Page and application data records

────

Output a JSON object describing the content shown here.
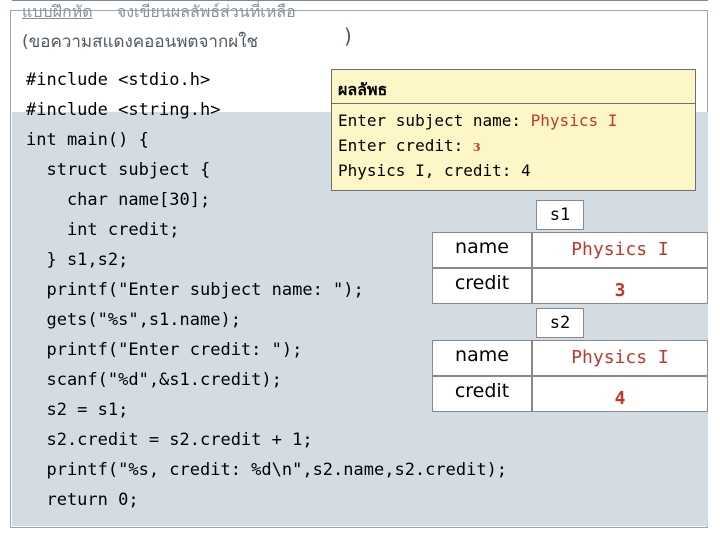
{
  "slide": {
    "title": "แบบฝึกหัด",
    "instruction": "จงเขียนผลลัพธ์ส่วนที่เหลือ",
    "subtitle": "(ขอความสแดงคออนพตจากผใช",
    "subtitle_close": ")"
  },
  "code": [
    "#include <stdio.h>",
    "#include <string.h>",
    "int main() {",
    "  struct subject {",
    "    char name[30];",
    "    int credit;",
    "  } s1,s2;",
    "  printf(\"Enter subject name: \");",
    "  gets(\"%s\",s1.name);",
    "  printf(\"Enter credit: \");",
    "  scanf(\"%d\",&s1.credit);",
    "  s2 = s1;",
    "  s2.credit = s2.credit + 1;",
    "  printf(\"%s, credit: %d\\n\",s2.name,s2.credit);",
    "  return 0;"
  ],
  "output": {
    "title": "ผลลัพธ",
    "line1_prompt": "Enter subject name: ",
    "line1_input": "Physics I",
    "line2_prompt": "Enter credit: ",
    "line2_input": "3",
    "line3": "Physics I, credit: 4"
  },
  "structs": {
    "s1": {
      "label": "s1",
      "name_label": "name",
      "name_value": "Physics I",
      "credit_label": "credit",
      "credit_value": "3"
    },
    "s2": {
      "label": "s2",
      "name_label": "name",
      "name_value": "Physics I",
      "credit_label": "credit",
      "credit_value": "4"
    }
  },
  "colors": {
    "input_text": "#c0392b",
    "output_bg": "#fdf7c7",
    "code_area_bg": "#d3dbe3"
  }
}
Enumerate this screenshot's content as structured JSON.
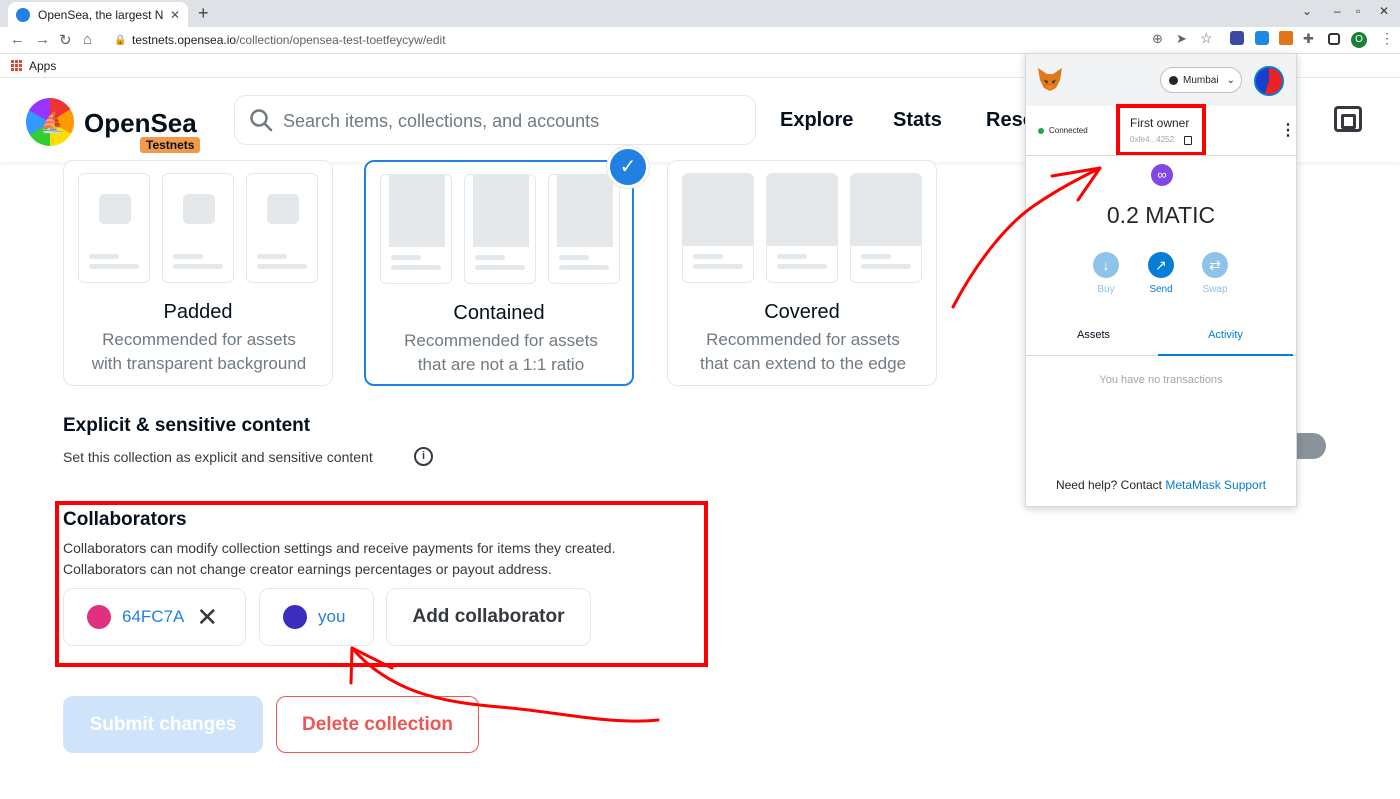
{
  "browser": {
    "tab_title": "OpenSea, the largest NFT",
    "url_host": "testnets.opensea.io",
    "url_path": "/collection/opensea-test-toetfeycyw/edit",
    "profile_initial": "O",
    "bookmark_apps": "Apps"
  },
  "header": {
    "brand": "OpenSea",
    "badge": "Testnets",
    "search_placeholder": "Search items, collections, and accounts",
    "nav": [
      "Explore",
      "Stats",
      "Reso"
    ]
  },
  "display_options": [
    {
      "title": "Padded",
      "desc_line1": "Recommended for assets",
      "desc_line2": "with transparent background"
    },
    {
      "title": "Contained",
      "desc_line1": "Recommended for assets",
      "desc_line2": "that are not a 1:1 ratio"
    },
    {
      "title": "Covered",
      "desc_line1": "Recommended for assets",
      "desc_line2": "that can extend to the edge"
    }
  ],
  "explicit": {
    "heading": "Explicit & sensitive content",
    "desc": "Set this collection as explicit and sensitive content"
  },
  "collaborators": {
    "heading": "Collaborators",
    "desc_line1": "Collaborators can modify collection settings and receive payments for items they created.",
    "desc_line2": "Collaborators can not change creator earnings percentages or payout address.",
    "items": [
      {
        "label": "64FC7A",
        "color": "#e0307f"
      },
      {
        "label": "you",
        "color": "#3b2dbf"
      }
    ],
    "add_label": "Add collaborator"
  },
  "actions": {
    "submit": "Submit changes",
    "delete": "Delete collection"
  },
  "metamask": {
    "network": "Mumbai",
    "status": "Connected",
    "account_name": "First owner",
    "account_address": "0xfe4...4252",
    "balance": "0.2 MATIC",
    "buttons": [
      "Buy",
      "Send",
      "Swap"
    ],
    "tabs": [
      "Assets",
      "Activity"
    ],
    "active_tab": "Activity",
    "empty_text": "You have no transactions",
    "help_text": "Need help? Contact ",
    "help_link": "MetaMask Support"
  },
  "colors": {
    "accent": "#2081e2",
    "annotation": "#ff0000",
    "metamask_blue": "#037dd6"
  }
}
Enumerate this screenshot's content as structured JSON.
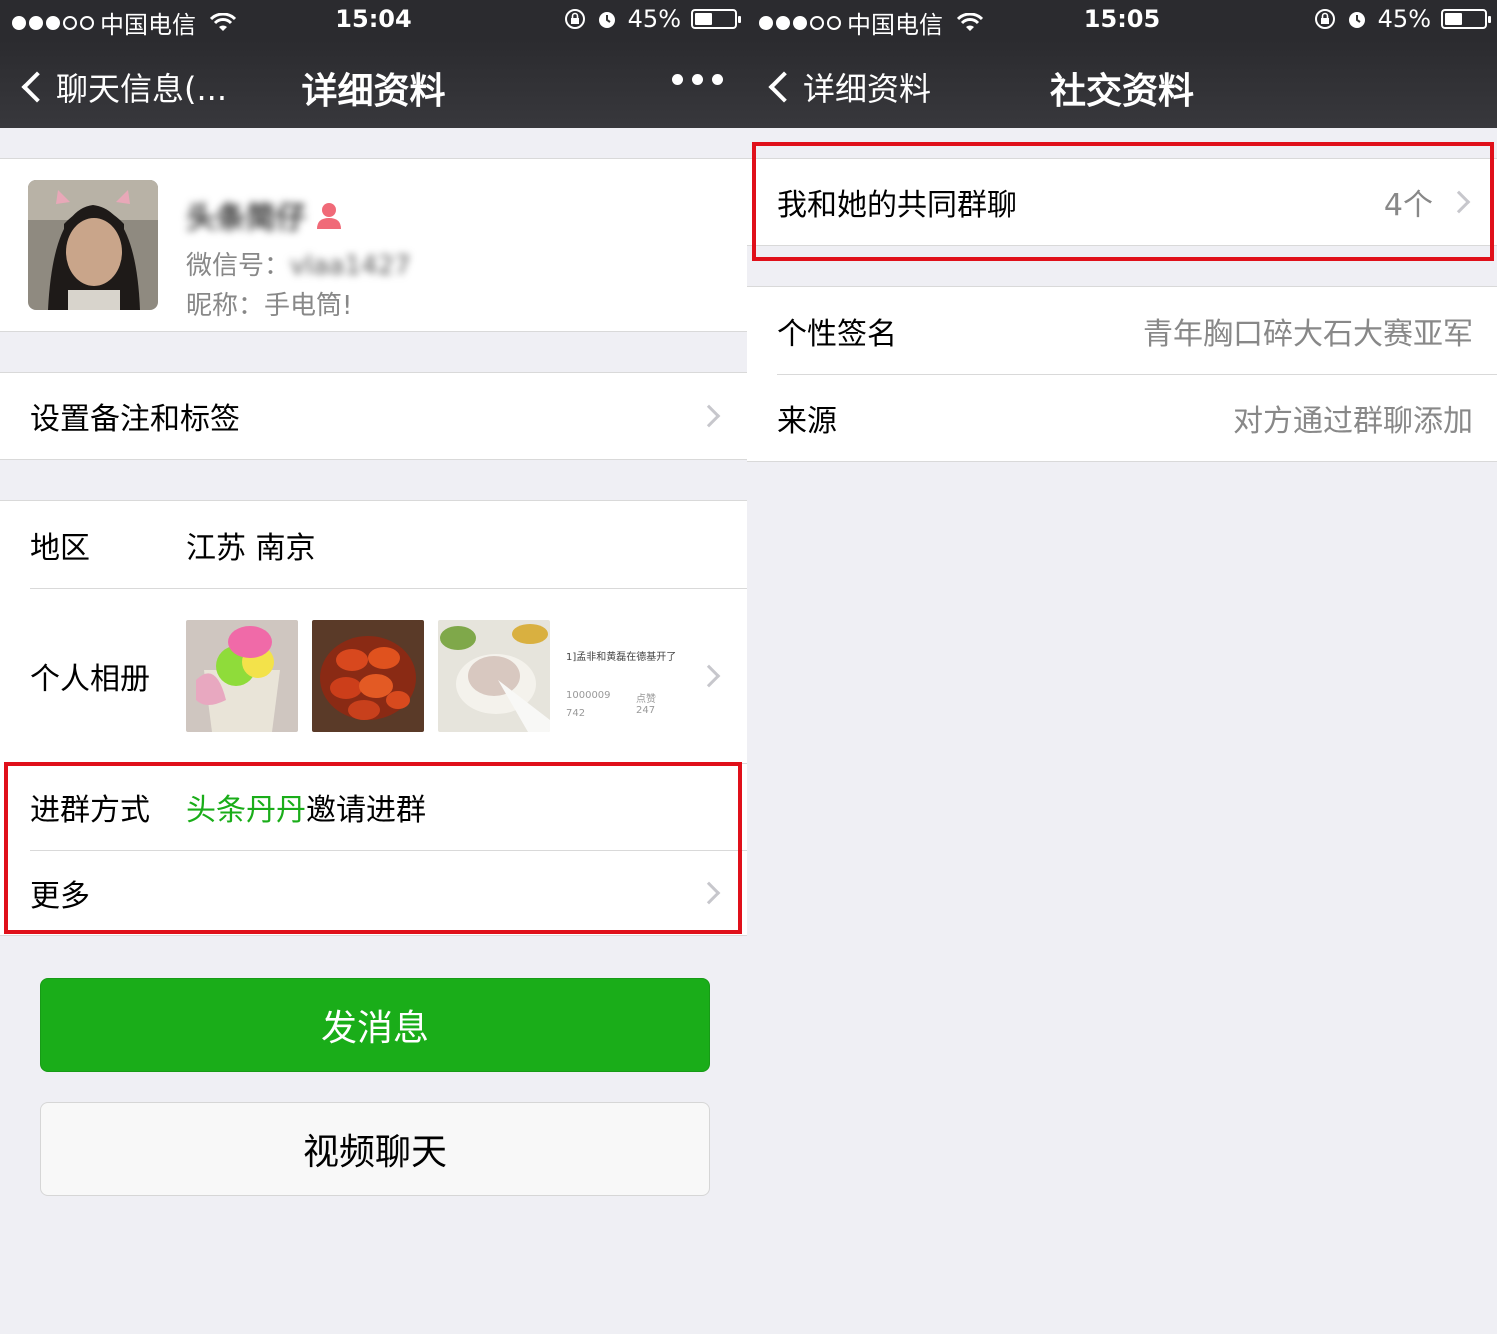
{
  "colors": {
    "accent_green": "#1aad19",
    "highlight_red": "#e0101a",
    "nav_bg": "#333337",
    "page_bg": "#efeff4"
  },
  "left": {
    "status": {
      "carrier": "中国电信",
      "time": "15:04",
      "battery": "45%"
    },
    "nav": {
      "back_label": "聊天信息(...",
      "title": "详细资料",
      "more_icon": "more-dots-icon"
    },
    "profile": {
      "name": "头条简仔",
      "wechat_id_label": "微信号：",
      "wechat_id": "vlaa1427",
      "nickname_label": "昵称：",
      "nickname": "手电筒!"
    },
    "remark_label": "设置备注和标签",
    "region": {
      "label": "地区",
      "value": "江苏 南京"
    },
    "album": {
      "label": "个人相册",
      "preview_text": {
        "headline": "1]孟非和黄磊在德基开了",
        "meta_left": "1000009",
        "meta_right": "点赞 247",
        "meta_bottom": "742"
      }
    },
    "join_method": {
      "label": "进群方式",
      "inviter": "头条丹丹",
      "suffix": "邀请进群"
    },
    "more_label": "更多",
    "send_message_button": "发消息",
    "video_chat_button": "视频聊天"
  },
  "right": {
    "status": {
      "carrier": "中国电信",
      "time": "15:05",
      "battery": "45%"
    },
    "nav": {
      "back_label": "详细资料",
      "title": "社交资料"
    },
    "common_groups": {
      "label": "我和她的共同群聊",
      "count": "4个"
    },
    "signature": {
      "label": "个性签名",
      "value": "青年胸口碎大石大赛亚军"
    },
    "source": {
      "label": "来源",
      "value": "对方通过群聊添加"
    }
  }
}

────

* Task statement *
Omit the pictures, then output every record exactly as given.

* Response box *
Output a JSON object describing the content shown here.
{
  "slide": {
    "title": "แบบฝึกหัด",
    "instruction": "จงเขียนผลลัพธ์ส่วนที่เหลือ",
    "subtitle": "(ขอความสแดงคออนพตจากผใช",
    "subtitle_close": ")"
  },
  "code": [
    "#include <stdio.h>",
    "#include <string.h>",
    "int main() {",
    "  struct subject {",
    "    char name[30];",
    "    int credit;",
    "  } s1,s2;",
    "  printf(\"Enter subject name: \");",
    "  gets(\"%s\",s1.name);",
    "  printf(\"Enter credit: \");",
    "  scanf(\"%d\",&s1.credit);",
    "  s2 = s1;",
    "  s2.credit = s2.credit + 1;",
    "  printf(\"%s, credit: %d\\n\",s2.name,s2.credit);",
    "  return 0;"
  ],
  "output": {
    "title": "ผลลัพธ",
    "line1_prompt": "Enter subject name: ",
    "line1_input": "Physics I",
    "line2_prompt": "Enter credit: ",
    "line2_input": "3",
    "line3": "Physics I, credit: 4"
  },
  "structs": {
    "s1": {
      "label": "s1",
      "name_label": "name",
      "name_value": "Physics I",
      "credit_label": "credit",
      "credit_value": "3"
    },
    "s2": {
      "label": "s2",
      "name_label": "name",
      "name_value": "Physics I",
      "credit_label": "credit",
      "credit_value": "4"
    }
  },
  "colors": {
    "input_text": "#c0392b",
    "output_bg": "#fdf7c7",
    "code_area_bg": "#d3dbe3"
  }
}
Enumerate this screenshot's content as structured JSON.
{
  "browser": {
    "tab_title": "OpenSea, the largest NFT",
    "url_host": "testnets.opensea.io",
    "url_path": "/collection/opensea-test-toetfeycyw/edit",
    "profile_initial": "O",
    "bookmark_apps": "Apps"
  },
  "header": {
    "brand": "OpenSea",
    "badge": "Testnets",
    "search_placeholder": "Search items, collections, and accounts",
    "nav": [
      "Explore",
      "Stats",
      "Reso"
    ]
  },
  "display_options": [
    {
      "title": "Padded",
      "desc_line1": "Recommended for assets",
      "desc_line2": "with transparent background"
    },
    {
      "title": "Contained",
      "desc_line1": "Recommended for assets",
      "desc_line2": "that are not a 1:1 ratio"
    },
    {
      "title": "Covered",
      "desc_line1": "Recommended for assets",
      "desc_line2": "that can extend to the edge"
    }
  ],
  "explicit": {
    "heading": "Explicit & sensitive content",
    "desc": "Set this collection as explicit and sensitive content"
  },
  "collaborators": {
    "heading": "Collaborators",
    "desc_line1": "Collaborators can modify collection settings and receive payments for items they created.",
    "desc_line2": "Collaborators can not change creator earnings percentages or payout address.",
    "items": [
      {
        "label": "64FC7A",
        "color": "#e0307f"
      },
      {
        "label": "you",
        "color": "#3b2dbf"
      }
    ],
    "add_label": "Add collaborator"
  },
  "actions": {
    "submit": "Submit changes",
    "delete": "Delete collection"
  },
  "metamask": {
    "network": "Mumbai",
    "status": "Connected",
    "account_name": "First owner",
    "account_address": "0xfe4...4252",
    "balance": "0.2 MATIC",
    "buttons": [
      "Buy",
      "Send",
      "Swap"
    ],
    "tabs": [
      "Assets",
      "Activity"
    ],
    "active_tab": "Activity",
    "empty_text": "You have no transactions",
    "help_text": "Need help? Contact ",
    "help_link": "MetaMask Support"
  },
  "colors": {
    "accent": "#2081e2",
    "annotation": "#ff0000",
    "metamask_blue": "#037dd6"
  }
}
Enumerate this screenshot's content as structured JSON.
{
  "colors": {
    "accent_green": "#1aad19",
    "highlight_red": "#e0101a",
    "nav_bg": "#333337",
    "page_bg": "#efeff4"
  },
  "left": {
    "status": {
      "carrier": "中国电信",
      "time": "15:04",
      "battery": "45%"
    },
    "nav": {
      "back_label": "聊天信息(...",
      "title": "详细资料",
      "more_icon": "more-dots-icon"
    },
    "profile": {
      "name": "头条简仔",
      "wechat_id_label": "微信号：",
      "wechat_id": "vlaa1427",
      "nickname_label": "昵称：",
      "nickname": "手电筒!"
    },
    "remark_label": "设置备注和标签",
    "region": {
      "label": "地区",
      "value": "江苏 南京"
    },
    "album": {
      "label": "个人相册",
      "preview_text": {
        "headline": "1]孟非和黄磊在德基开了",
        "meta_left": "1000009",
        "meta_right": "点赞 247",
        "meta_bottom": "742"
      }
    },
    "join_method": {
      "label": "进群方式",
      "inviter": "头条丹丹",
      "suffix": "邀请进群"
    },
    "more_label": "更多",
    "send_message_button": "发消息",
    "video_chat_button": "视频聊天"
  },
  "right": {
    "status": {
      "carrier": "中国电信",
      "time": "15:05",
      "battery": "45%"
    },
    "nav": {
      "back_label": "详细资料",
      "title": "社交资料"
    },
    "common_groups": {
      "label": "我和她的共同群聊",
      "count": "4个"
    },
    "signature": {
      "label": "个性签名",
      "value": "青年胸口碎大石大赛亚军"
    },
    "source": {
      "label": "来源",
      "value": "对方通过群聊添加"
    }
  }
}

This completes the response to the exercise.